As the men continue firing, there is a cheeriness apparent on their features. They are 7,000 miles away from home living in austere conditions with limited communication with the outside world, and it appears that this repetitive act of firing their weapon is what makes them happy.
Mont, 28, is on his third deployment. As crew chief Mont is the most experienced Soldier in the section on the M777 weapon system. He is responsible for the safety of his crew as they fire their gun. The weight of his responsibility is evident on his features and in his movements. This is also his first deployment away from his children.
"It was different deploying when it was just me and my wife," said Mont, sitting on an ammo box, his face thoughtful. "Now having kids, it was pretty hard leaving them."

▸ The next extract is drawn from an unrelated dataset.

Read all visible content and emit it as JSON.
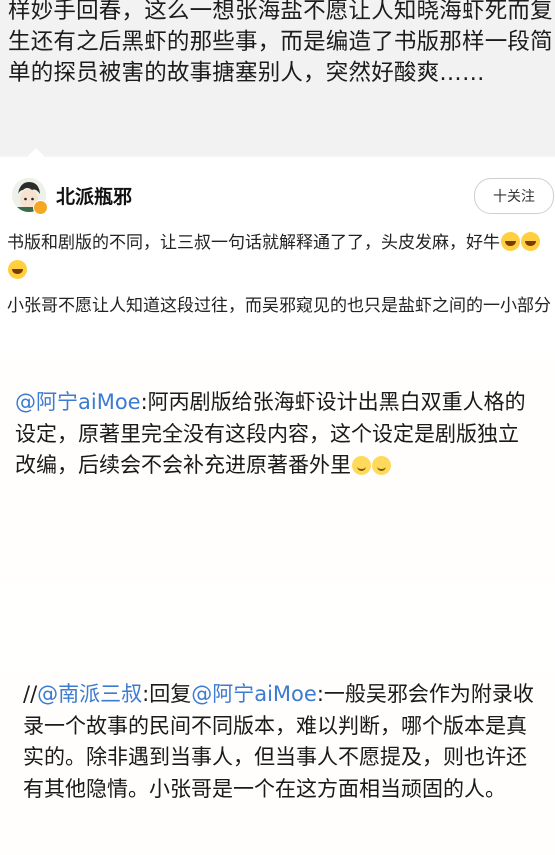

Mont's section is fairly fresh-faced; only one of his Soldiers has a previous deployment. They all look to Mont for leadership and guidance.
"Naturally they were asking me, 'Chief, how are things going to be out there?'" Mont said. "I told them, 'Honestly, I've never been to Iraq, so I can't tell you about where we're going and what to expect."
Using his previous experiences in Afghanistan, Mont prepared his Soldiers for the conditions they would most likely be operating in the best he could.
Mont is proud of the work he and his men are doing supporting the fight against the Islamic State group.
Pfc. Tristan Trammel, 19, was driven to join the military after hearing online about the atrocities committed by the Islamic State group. He is the youngest member in the section. Most people his age worry about college, summer vacation, or their status on social media. Trammel's main focus is when he gets to fire his next round.
"I was originally wanting to go to the Air Force," said Trammel as he looked at the berm in front of his gun, the sweat beaming from his brow. "I saw the videos ISIS was posting of their executions and it pissed me off. It made me want to do something a little more combat orientated."
Trammel's current position has fulfilled his wish. Almost every day he fires in support of the Iraqi security forces. The young Soldier is happy that he is helping to save people like those he saw get hurt in the online videos he watched as a civilian.
"I'm fulfilling the purpose I had when I joined," he said.. "I won't say I enjoy this, but I understand it. At the end of the day, I know I get to do my job."